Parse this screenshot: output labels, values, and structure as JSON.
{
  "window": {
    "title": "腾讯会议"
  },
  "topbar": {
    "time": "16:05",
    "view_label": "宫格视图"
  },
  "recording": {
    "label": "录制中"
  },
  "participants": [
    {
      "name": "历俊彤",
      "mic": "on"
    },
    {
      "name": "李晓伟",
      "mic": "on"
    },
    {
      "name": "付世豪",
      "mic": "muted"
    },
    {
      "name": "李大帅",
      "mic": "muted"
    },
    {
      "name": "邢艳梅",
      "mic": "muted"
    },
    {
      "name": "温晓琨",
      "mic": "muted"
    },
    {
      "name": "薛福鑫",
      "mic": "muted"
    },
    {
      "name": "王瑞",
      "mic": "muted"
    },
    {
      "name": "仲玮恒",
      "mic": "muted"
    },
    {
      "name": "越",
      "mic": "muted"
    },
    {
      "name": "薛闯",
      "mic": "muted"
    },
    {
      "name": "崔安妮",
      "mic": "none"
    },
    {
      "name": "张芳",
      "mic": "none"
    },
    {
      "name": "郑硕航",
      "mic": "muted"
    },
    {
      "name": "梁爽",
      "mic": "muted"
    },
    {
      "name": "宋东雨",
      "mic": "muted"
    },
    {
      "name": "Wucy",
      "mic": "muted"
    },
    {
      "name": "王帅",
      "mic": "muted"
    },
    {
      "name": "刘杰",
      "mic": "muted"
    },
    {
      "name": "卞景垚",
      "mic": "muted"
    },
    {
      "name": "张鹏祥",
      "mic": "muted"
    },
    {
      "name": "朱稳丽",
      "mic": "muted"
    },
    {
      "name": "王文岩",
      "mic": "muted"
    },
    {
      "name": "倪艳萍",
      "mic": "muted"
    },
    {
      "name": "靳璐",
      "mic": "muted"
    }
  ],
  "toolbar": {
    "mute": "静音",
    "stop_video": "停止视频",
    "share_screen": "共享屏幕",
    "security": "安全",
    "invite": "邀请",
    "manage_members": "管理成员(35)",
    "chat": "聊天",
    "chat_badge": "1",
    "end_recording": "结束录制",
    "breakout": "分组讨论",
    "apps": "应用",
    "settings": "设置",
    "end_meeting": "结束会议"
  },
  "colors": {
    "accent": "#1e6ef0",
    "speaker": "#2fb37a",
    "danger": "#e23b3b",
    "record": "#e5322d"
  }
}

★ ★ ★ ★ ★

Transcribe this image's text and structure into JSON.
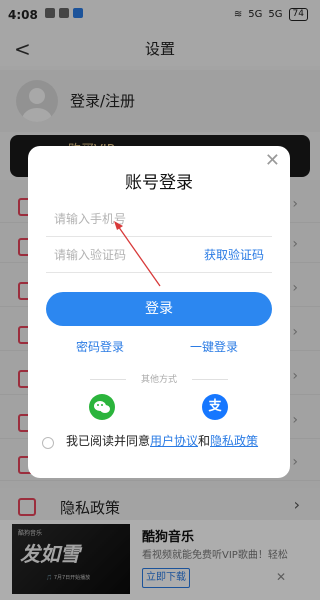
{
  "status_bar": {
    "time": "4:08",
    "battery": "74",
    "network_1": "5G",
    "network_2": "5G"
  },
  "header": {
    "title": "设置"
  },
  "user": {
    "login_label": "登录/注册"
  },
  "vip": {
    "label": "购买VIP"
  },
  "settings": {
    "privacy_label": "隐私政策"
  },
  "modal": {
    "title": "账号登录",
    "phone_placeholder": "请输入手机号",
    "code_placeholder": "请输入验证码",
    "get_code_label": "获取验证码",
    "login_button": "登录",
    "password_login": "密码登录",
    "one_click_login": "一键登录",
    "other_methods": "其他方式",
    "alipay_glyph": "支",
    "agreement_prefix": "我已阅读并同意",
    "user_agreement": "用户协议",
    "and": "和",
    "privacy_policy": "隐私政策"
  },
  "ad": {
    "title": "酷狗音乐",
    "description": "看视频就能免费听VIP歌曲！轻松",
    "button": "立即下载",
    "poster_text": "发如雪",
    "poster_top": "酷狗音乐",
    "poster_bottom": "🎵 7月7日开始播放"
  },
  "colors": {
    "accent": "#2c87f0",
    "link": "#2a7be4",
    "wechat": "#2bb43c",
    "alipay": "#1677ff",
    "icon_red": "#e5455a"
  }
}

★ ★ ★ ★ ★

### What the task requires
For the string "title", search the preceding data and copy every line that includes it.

### Finished task
    "title": "腾讯会议"
    "title": "设置"
    "title": "账号登录",
    "title": "酷狗音乐",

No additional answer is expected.